In a written statement issued late on August 14, the university said there was “no evidence that sensitive research material was accessed.” It’s not clear, however, if the university is aware of when the breach actually began and what may have been compromised before the school and its experts were alerted. The school confirmed the intrusion on June 11, after being notified by unnamed “federal authorities,” according to the statement.
A spokesperson for the FBI, which investigates domestic cyber breaches and has alerted companies and institutions that didn’t know they were hacked, declined to comment.
The university confirmed the China intrusion at a time of heightened anxiety in the U.S. government, as investigators were tracking the source of a massive hack against the Office of Personnel Management to intruders based in China.
In the wake of that breach, which saw the theft of more than 22 million current and government employees’ personal information, the FBI has been warning companies to be on the lookout for Chinese hackers.
Those alerts have been conveyed through private channels, such as bulletins and security warnings, but also publicly.
In July, the FBI’s top counterintelligence officials held a rare on-the-record session with reporters in which they blamed China for an aggressive campaign of stealing U.S. companies’ trade secrets and intellectual property.
The bureau said it’s investigating hundreds of such cases. China’s intelligence services are “as aggressive now as they’ve ever been,” said Assistant Director Randall Coleman, who runs the bureau’s counterintelligence division.
The Obama administration has determined that China was behind the personnel office hack. But officials have decided not to blame the country publicly in order both to avoid revealing sources and methods of intelligence gathering and to head off a diplomatic confrontation. Chinese President Xi Jingping is visiting Washington next month, and while officials have indicated that the White House will privately raise the issue of Chinese hacking, it’s not expected to be addressed by either country’s leaders publicly.
The University of Virginia waited more than two months to publicly identify China, which in and of itself was a rare move. Hacking victims are often reluctant to discuss who they suspect targeted them, lest it encourage more attacks or tip off their adversaries to detection techniques.

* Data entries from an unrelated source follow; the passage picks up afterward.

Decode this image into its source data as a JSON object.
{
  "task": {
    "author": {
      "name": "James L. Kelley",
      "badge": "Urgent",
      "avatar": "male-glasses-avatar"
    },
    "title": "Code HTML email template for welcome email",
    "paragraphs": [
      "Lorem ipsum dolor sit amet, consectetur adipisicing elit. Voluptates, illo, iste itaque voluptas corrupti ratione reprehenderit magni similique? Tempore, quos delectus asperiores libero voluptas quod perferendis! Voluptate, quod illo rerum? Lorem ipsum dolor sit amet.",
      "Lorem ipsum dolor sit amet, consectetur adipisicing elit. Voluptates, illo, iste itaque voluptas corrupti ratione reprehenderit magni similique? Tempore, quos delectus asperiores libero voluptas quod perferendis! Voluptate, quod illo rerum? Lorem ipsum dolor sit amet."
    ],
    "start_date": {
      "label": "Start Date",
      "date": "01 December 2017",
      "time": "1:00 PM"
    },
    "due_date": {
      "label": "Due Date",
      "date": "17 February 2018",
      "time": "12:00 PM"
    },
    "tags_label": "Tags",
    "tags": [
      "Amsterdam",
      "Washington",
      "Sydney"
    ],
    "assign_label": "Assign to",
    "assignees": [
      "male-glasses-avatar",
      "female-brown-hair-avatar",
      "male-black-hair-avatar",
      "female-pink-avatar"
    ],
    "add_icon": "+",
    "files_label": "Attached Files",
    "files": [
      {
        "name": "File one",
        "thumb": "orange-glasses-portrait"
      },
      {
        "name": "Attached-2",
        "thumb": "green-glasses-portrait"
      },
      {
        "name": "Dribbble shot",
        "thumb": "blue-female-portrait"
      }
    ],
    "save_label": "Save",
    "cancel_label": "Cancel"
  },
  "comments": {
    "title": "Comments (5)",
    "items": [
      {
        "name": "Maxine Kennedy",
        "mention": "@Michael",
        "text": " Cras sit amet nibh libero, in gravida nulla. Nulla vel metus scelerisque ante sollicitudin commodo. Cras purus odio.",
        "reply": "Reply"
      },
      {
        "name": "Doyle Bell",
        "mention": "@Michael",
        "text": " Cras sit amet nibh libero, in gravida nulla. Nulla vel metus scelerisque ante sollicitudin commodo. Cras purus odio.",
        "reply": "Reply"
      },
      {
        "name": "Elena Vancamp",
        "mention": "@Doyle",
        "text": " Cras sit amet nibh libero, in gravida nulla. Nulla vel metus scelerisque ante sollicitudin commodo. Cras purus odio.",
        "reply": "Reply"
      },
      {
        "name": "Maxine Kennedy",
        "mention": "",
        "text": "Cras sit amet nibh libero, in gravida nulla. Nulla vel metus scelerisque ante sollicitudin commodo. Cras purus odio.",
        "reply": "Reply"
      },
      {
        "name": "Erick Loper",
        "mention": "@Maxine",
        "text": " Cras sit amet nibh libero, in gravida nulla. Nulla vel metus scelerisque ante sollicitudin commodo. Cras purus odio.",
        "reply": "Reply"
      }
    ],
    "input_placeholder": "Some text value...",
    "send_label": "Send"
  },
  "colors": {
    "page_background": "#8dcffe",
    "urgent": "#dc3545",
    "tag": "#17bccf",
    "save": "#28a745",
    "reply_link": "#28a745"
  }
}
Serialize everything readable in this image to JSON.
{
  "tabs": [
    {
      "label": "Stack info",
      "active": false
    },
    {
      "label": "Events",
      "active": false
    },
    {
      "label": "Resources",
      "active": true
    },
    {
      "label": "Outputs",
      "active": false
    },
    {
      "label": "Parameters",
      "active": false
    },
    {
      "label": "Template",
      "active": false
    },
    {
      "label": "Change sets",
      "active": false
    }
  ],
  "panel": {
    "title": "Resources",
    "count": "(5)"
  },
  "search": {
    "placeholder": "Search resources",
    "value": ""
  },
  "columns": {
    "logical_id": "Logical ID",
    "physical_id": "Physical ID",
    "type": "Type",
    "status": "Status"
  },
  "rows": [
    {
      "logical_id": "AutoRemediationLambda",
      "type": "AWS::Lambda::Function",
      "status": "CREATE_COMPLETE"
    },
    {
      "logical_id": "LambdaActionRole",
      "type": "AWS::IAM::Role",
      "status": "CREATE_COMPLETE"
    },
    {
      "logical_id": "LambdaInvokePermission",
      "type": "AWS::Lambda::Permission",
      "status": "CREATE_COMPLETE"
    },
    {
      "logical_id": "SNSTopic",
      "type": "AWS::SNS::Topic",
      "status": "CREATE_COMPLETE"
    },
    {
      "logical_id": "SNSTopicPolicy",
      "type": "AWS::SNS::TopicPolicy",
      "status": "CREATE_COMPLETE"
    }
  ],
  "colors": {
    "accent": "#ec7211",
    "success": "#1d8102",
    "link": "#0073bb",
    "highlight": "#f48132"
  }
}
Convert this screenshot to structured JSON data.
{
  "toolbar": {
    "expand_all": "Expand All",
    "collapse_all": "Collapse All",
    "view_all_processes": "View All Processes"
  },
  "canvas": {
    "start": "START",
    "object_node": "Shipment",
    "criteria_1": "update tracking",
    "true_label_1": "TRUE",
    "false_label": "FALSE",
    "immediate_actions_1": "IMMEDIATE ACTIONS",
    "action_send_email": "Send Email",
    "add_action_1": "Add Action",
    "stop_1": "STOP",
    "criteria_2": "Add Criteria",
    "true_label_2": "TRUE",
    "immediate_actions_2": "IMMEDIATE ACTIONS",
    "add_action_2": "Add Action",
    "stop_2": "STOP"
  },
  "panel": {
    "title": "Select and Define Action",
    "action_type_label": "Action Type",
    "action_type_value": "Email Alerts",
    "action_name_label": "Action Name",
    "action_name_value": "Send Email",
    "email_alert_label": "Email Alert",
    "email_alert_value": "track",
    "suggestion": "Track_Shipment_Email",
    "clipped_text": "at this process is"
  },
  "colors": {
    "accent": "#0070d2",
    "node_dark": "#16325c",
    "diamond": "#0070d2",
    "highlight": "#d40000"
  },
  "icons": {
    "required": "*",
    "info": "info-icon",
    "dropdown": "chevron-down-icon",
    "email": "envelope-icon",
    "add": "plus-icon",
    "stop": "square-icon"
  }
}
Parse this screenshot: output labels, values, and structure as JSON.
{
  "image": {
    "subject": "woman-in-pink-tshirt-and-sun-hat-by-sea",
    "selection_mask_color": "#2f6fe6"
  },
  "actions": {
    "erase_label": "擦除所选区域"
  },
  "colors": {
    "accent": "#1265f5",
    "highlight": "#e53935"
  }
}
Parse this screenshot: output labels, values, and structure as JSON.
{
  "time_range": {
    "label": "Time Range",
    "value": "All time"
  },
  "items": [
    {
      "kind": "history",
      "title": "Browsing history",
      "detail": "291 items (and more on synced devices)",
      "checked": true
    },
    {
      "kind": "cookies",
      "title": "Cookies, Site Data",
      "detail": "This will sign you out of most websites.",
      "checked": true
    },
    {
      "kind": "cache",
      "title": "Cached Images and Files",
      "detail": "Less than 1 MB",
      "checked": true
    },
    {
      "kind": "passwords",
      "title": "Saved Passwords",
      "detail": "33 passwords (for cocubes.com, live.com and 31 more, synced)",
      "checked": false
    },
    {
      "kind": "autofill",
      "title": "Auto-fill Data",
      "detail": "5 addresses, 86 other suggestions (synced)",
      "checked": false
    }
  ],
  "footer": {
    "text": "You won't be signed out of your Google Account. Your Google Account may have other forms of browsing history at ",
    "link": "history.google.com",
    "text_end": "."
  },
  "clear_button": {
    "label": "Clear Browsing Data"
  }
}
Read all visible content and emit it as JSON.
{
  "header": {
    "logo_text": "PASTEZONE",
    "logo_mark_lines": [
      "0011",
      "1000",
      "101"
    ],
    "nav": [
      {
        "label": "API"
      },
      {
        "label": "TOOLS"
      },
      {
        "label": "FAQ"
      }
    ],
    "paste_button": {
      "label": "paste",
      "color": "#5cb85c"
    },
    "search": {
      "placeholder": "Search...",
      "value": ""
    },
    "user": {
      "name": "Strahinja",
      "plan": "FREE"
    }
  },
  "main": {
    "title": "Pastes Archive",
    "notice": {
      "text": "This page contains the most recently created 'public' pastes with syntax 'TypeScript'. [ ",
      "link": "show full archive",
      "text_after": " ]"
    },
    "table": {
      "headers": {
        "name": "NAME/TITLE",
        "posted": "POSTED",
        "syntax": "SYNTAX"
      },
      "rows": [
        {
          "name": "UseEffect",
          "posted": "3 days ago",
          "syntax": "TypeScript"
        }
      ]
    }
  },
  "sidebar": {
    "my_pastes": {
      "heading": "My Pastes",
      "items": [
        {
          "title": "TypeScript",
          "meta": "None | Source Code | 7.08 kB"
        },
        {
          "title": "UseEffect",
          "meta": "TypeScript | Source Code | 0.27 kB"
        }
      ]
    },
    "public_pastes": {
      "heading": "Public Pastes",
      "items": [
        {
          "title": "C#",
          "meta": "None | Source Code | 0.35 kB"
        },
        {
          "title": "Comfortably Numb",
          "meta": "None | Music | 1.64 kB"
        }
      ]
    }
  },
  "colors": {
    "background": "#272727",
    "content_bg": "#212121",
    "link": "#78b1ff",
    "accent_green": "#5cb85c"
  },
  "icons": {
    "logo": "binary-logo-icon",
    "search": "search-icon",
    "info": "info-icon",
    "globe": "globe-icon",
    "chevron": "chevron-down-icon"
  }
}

In this case, the university waited to sound the alarm publicly so that its security experts could track the intruders.
“It was important that the hackers remain unaware of our action to investigate this event and protect against it. If the University had not taken this course of action, the situation could have worsened,” the school said in a statement.